Improving the moringa value chain in Bangladesh and linking growers with the market
The demand for food in Bangladesh and around the world is changing rapidly. Driven by economic growth, rising incomes, and urbanization, demand is shifting away from traditional staples toward high-value vegetable commodities. In Bangladesh, additional demand for these commodities is projected to be worth about $ 10 billion by 2020. More than 80% of people living on less than $ 2.5 a day in Bangladesh live in rural areas. This spatial distribution of poverty makes capitalizing on the opportunities afforded by high value vegetables like moringa production an important strategic priority for those seeking to reduce poverty in the country. Insufficient processing capacity, the lack of cold storage facilities or a functioning cold chain, and the persistence of transport bottlenecks are significant constraints to high value moringa production in Bangladesh. The promise of generating higher income and increased export revenues by accessing international markets is matched by the challenges of meeting the exacting quality and safety standards that apply in those markets and by the prospect of having to compete with high quality imports from those markets. There is limited processing of moringa in Bangladesh leading to value addition. The majority of moringa produce is not processed at all and, thus lacks any value addition. Most farmers do not have adequate knowledge of moringa processing and value addition. This paper mainly deals with the present status, value addition, processing and marketing of moringa in Bangladesh. Suggestions were also made on the improvement of the moringa value chain, market access and generation of additional household income.

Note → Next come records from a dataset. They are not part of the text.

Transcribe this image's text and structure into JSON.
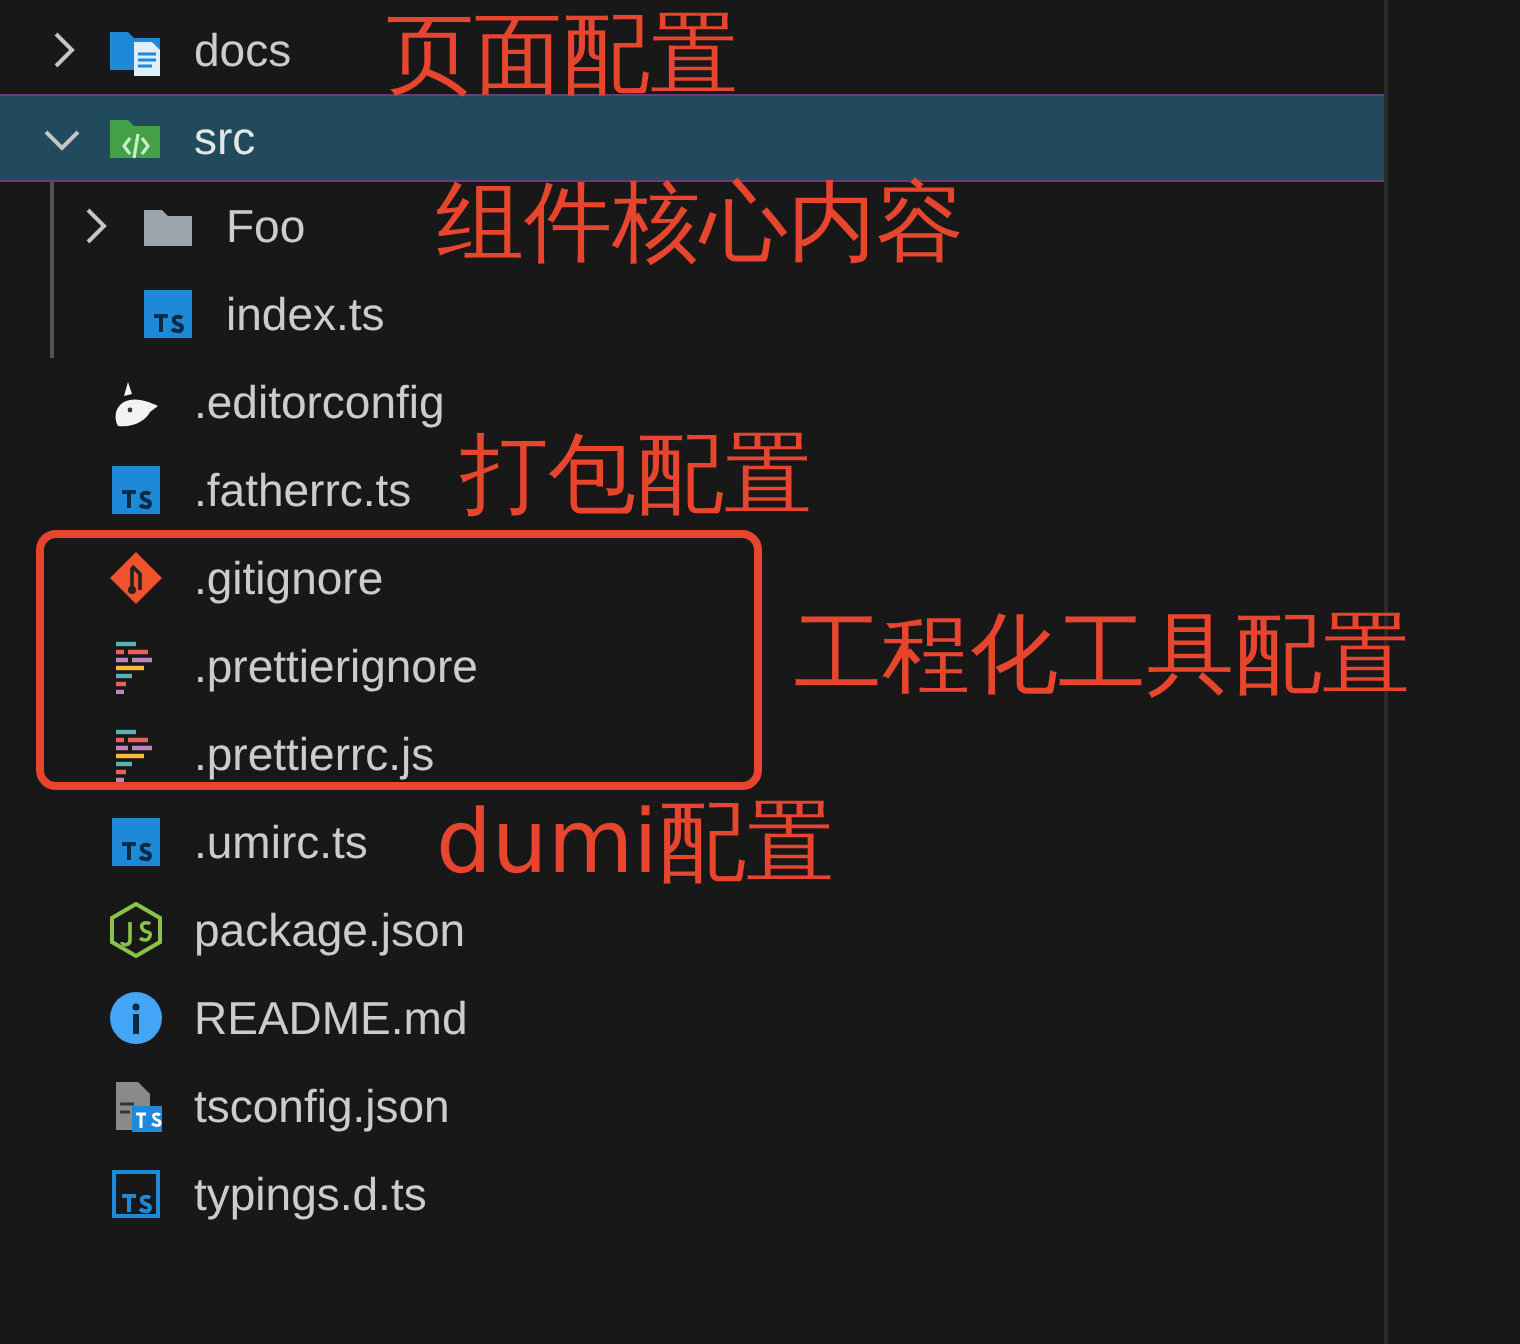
{
  "tree": [
    {
      "label": "docs",
      "kind": "docs",
      "expanded": false,
      "selected": false
    },
    {
      "label": "src",
      "kind": "srcfolder",
      "expanded": true,
      "selected": true,
      "children": [
        {
          "label": "Foo",
          "kind": "folder",
          "expanded": false,
          "selected": false
        },
        {
          "label": "index.ts",
          "kind": "ts",
          "selected": false
        }
      ]
    },
    {
      "label": ".editorconfig",
      "kind": "editorconfig",
      "selected": false
    },
    {
      "label": ".fatherrc.ts",
      "kind": "ts",
      "selected": false
    },
    {
      "label": ".gitignore",
      "kind": "git",
      "selected": false
    },
    {
      "label": ".prettierignore",
      "kind": "prettier",
      "selected": false
    },
    {
      "label": ".prettierrc.js",
      "kind": "prettier",
      "selected": false
    },
    {
      "label": ".umirc.ts",
      "kind": "ts",
      "selected": false
    },
    {
      "label": "package.json",
      "kind": "nodejs",
      "selected": false
    },
    {
      "label": "README.md",
      "kind": "info",
      "selected": false
    },
    {
      "label": "tsconfig.json",
      "kind": "tsconfig",
      "selected": false
    },
    {
      "label": "typings.d.ts",
      "kind": "dts",
      "selected": false
    }
  ],
  "annotations": [
    "页面配置",
    "组件核心内容",
    "打包配置",
    "工程化工具配置",
    "dumi配置"
  ]
}
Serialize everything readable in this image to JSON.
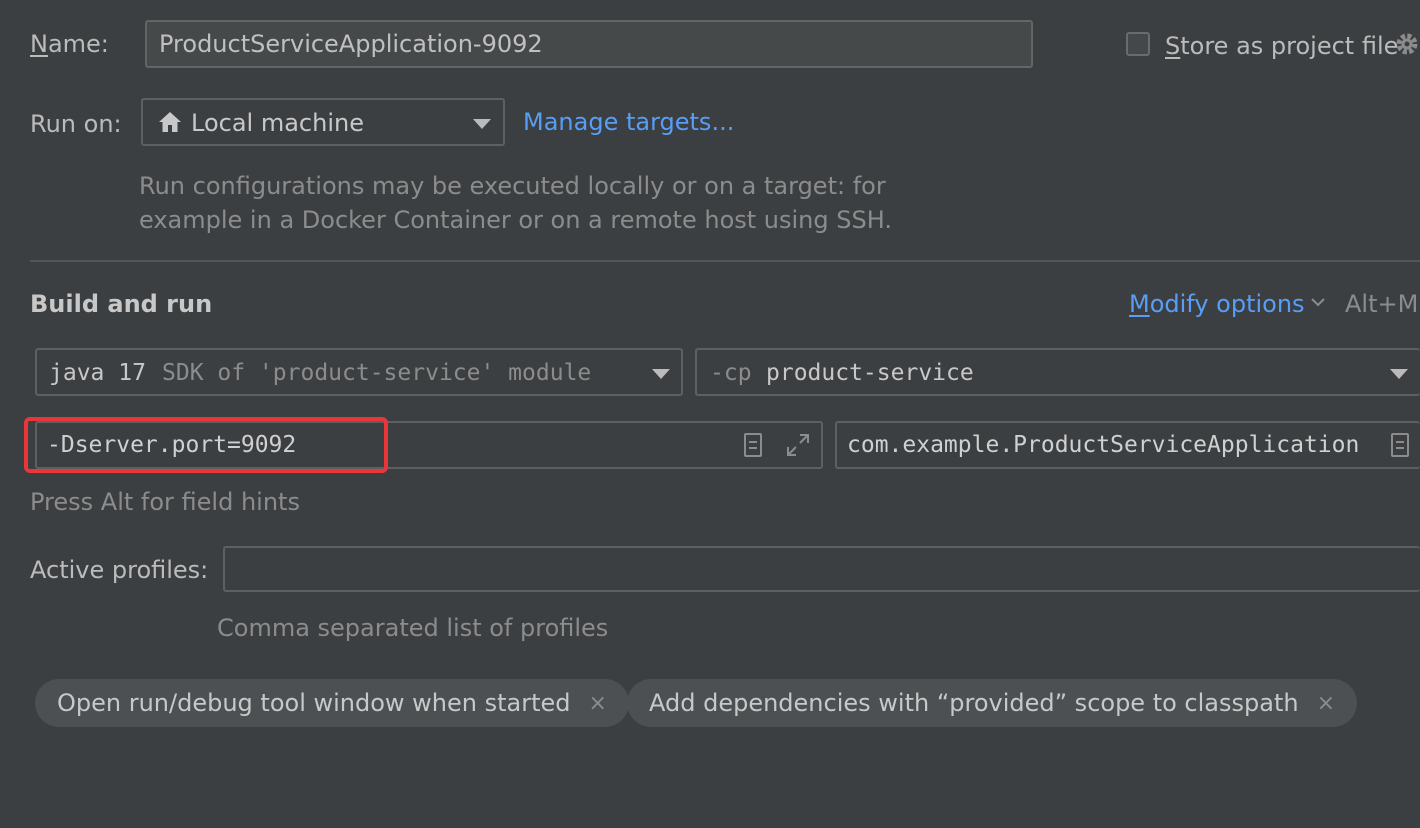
{
  "name": {
    "label_prefix": "",
    "label_underlined": "N",
    "label_rest": "ame:",
    "value": "ProductServiceApplication-9092"
  },
  "store_as_project_file": {
    "label_underlined": "S",
    "label_rest": "tore as project file",
    "checked": false
  },
  "run_on": {
    "label": "Run on:",
    "selected": "Local machine",
    "manage_link": "Manage targets...",
    "description_line1": "Run configurations may be executed locally or on a target: for",
    "description_line2": "example in a Docker Container or on a remote host using SSH."
  },
  "build_and_run": {
    "title": "Build and run",
    "modify_options_underlined": "M",
    "modify_options_rest": "odify options",
    "modify_shortcut": "Alt+M",
    "sdk_main": "java 17",
    "sdk_hint": "SDK of 'product-service' module",
    "cp_prefix": "-cp",
    "cp_value": "product-service",
    "vm_options": "-Dserver.port=9092",
    "main_class": "com.example.ProductServiceApplication",
    "field_hint": "Press Alt for field hints"
  },
  "active_profiles": {
    "label": "Active profiles:",
    "value": "",
    "hint": "Comma separated list of profiles"
  },
  "chips": [
    {
      "label": "Open run/debug tool window when started",
      "remove": "×"
    },
    {
      "label": "Add dependencies with “provided” scope to classpath",
      "remove": "×"
    }
  ],
  "colors": {
    "background": "#3c3f41",
    "link": "#589df6",
    "highlight": "#e8373a"
  },
  "icons": [
    "home-icon",
    "chevron-down-icon",
    "gear-icon",
    "document-icon",
    "expand-icon",
    "close-icon"
  ]
}
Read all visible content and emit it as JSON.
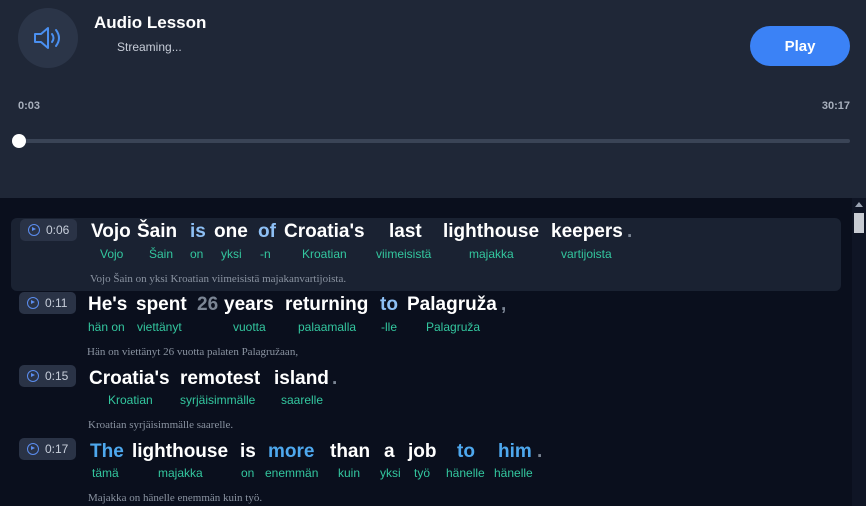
{
  "player": {
    "title": "Audio Lesson",
    "status": "Streaming...",
    "play_label": "Play",
    "current_time": "0:03",
    "total_time": "30:17",
    "progress_fraction": 0.0017
  },
  "segments": [
    {
      "timestamp": "0:06",
      "words": [
        "Vojo",
        "Šain",
        "is",
        "one",
        "of",
        "Croatia's",
        "last",
        "lighthouse",
        "keepers",
        "."
      ],
      "glosses": [
        "Vojo",
        "Šain",
        "on",
        "yksi",
        "-n",
        "Kroatian",
        "viimeisistä",
        "majakka",
        "vartijoista"
      ],
      "translation": "Vojo Šain on yksi Kroatian viimeisistä majakanvartijoista."
    },
    {
      "timestamp": "0:11",
      "words": [
        "He's",
        "spent",
        "26",
        "years",
        "returning",
        "to",
        "Palagruža",
        ","
      ],
      "glosses": [
        "hän on",
        "viettänyt",
        "vuotta",
        "palaamalla",
        "-lle",
        "Palagruža"
      ],
      "translation": "Hän on viettänyt 26 vuotta palaten Palagružaan,"
    },
    {
      "timestamp": "0:15",
      "words": [
        "Croatia's",
        "remotest",
        "island",
        "."
      ],
      "glosses": [
        "Kroatian",
        "syrjäisimmälle",
        "saarelle"
      ],
      "translation": "Kroatian syrjäisimmälle saarelle."
    },
    {
      "timestamp": "0:17",
      "words": [
        "The",
        "lighthouse",
        "is",
        "more",
        "than",
        "a",
        "job",
        "to",
        "him",
        "."
      ],
      "glosses": [
        "tämä",
        "majakka",
        "on",
        "enemmän",
        "kuin",
        "yksi",
        "työ",
        "hänelle",
        "hänelle"
      ],
      "translation": "Majakka on hänelle enemmän kuin työ."
    }
  ]
}
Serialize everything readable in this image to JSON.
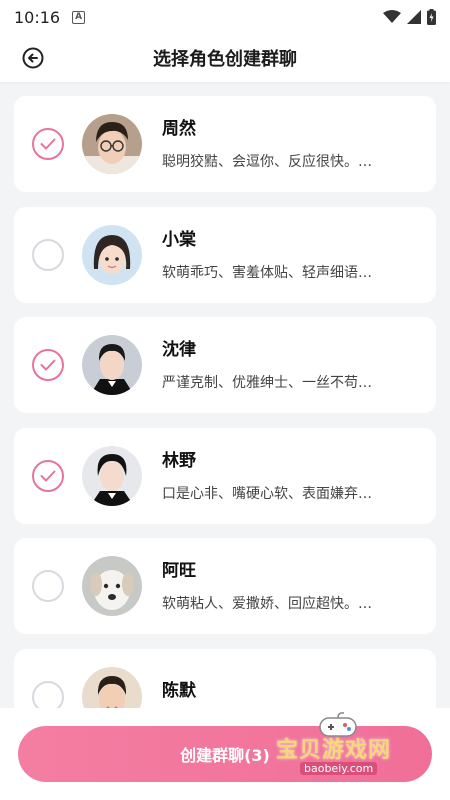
{
  "status_bar": {
    "time": "10:16",
    "notification_icon": "a-letter-icon"
  },
  "header": {
    "title": "选择角色创建群聊",
    "back_icon": "back-arrow-icon"
  },
  "characters": [
    {
      "name": "周然",
      "description": "聪明狡黠、会逗你、反应很快。…",
      "selected": true
    },
    {
      "name": "小棠",
      "description": "软萌乖巧、害羞体贴、轻声细语…",
      "selected": false
    },
    {
      "name": "沈律",
      "description": "严谨克制、优雅绅士、一丝不苟…",
      "selected": true
    },
    {
      "name": "林野",
      "description": "口是心非、嘴硬心软、表面嫌弃…",
      "selected": true
    },
    {
      "name": "阿旺",
      "description": "软萌粘人、爱撒娇、回应超快。…",
      "selected": false
    },
    {
      "name": "陈默",
      "description": "",
      "selected": false
    }
  ],
  "footer": {
    "create_button_label": "创建群聊(3)"
  },
  "watermark": {
    "brand": "宝贝游戏网",
    "url": "baobeiy.com"
  },
  "colors": {
    "accent": "#f0709a",
    "check": "#e8739b",
    "background": "#f3f4f6"
  }
}
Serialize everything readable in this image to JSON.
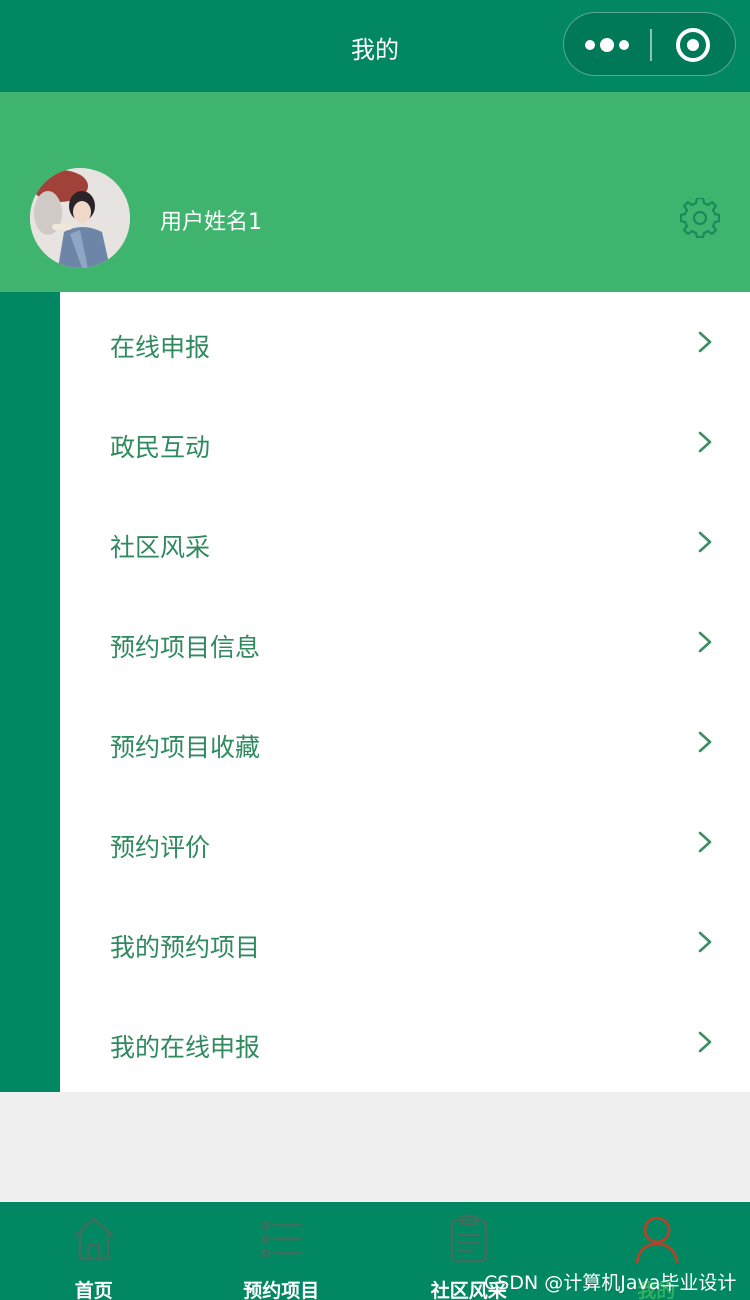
{
  "navbar": {
    "title": "我的",
    "more_icon": "more-dots-icon",
    "close_icon": "target-close-icon"
  },
  "profile": {
    "username": "用户姓名1",
    "settings_icon": "gear-icon"
  },
  "menu": {
    "items": [
      {
        "label": "在线申报"
      },
      {
        "label": "政民互动"
      },
      {
        "label": "社区风采"
      },
      {
        "label": "预约项目信息"
      },
      {
        "label": "预约项目收藏"
      },
      {
        "label": "预约评价"
      },
      {
        "label": "我的预约项目"
      },
      {
        "label": "我的在线申报"
      }
    ]
  },
  "tabbar": {
    "tabs": [
      {
        "label": "首页",
        "icon": "home-icon",
        "active": false
      },
      {
        "label": "预约项目",
        "icon": "list-icon",
        "active": false
      },
      {
        "label": "社区风采",
        "icon": "clipboard-icon",
        "active": false
      },
      {
        "label": "我的",
        "icon": "user-icon",
        "active": true
      }
    ]
  },
  "watermark": "CSDN @计算机Java毕业设计",
  "colors": {
    "primary": "#018762",
    "header_green": "#3fb46e",
    "menu_text": "#2f8a5e",
    "active_tab_icon": "#b3442a",
    "background": "#f0f0f0"
  }
}
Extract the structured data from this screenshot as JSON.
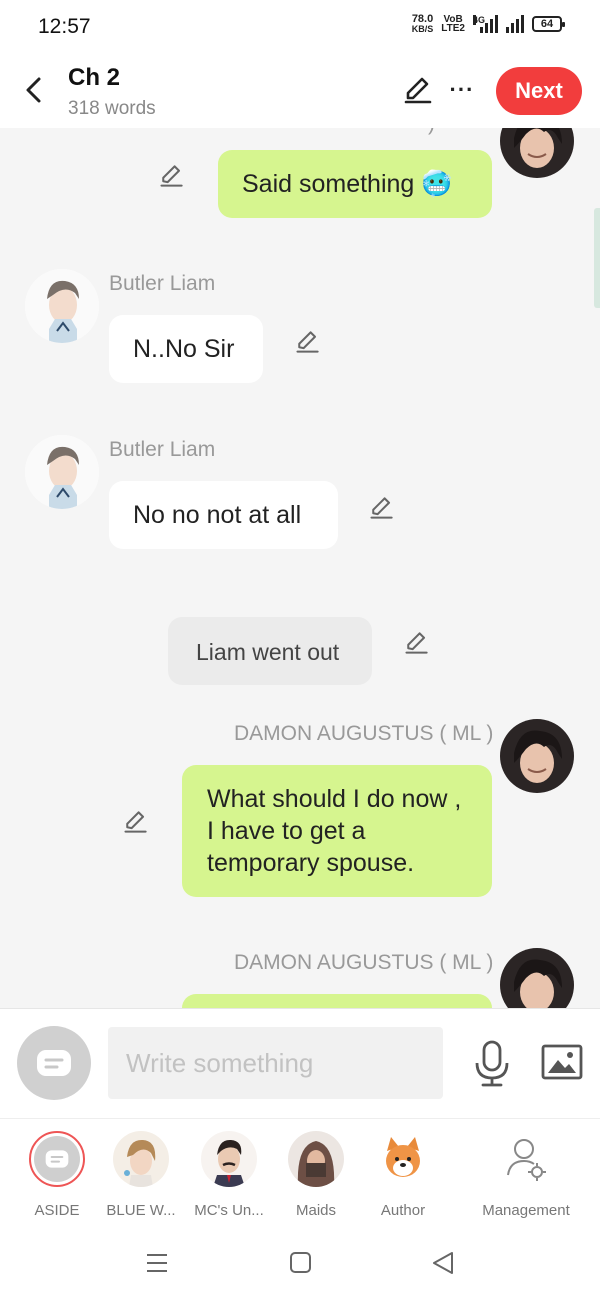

Rahim, M.A. (2017). Improving the moringa value chain in Bangladesh and linking growers with the market. Acta Hortic. 1158, 381-390
moringa, value chain, nutrition, poverty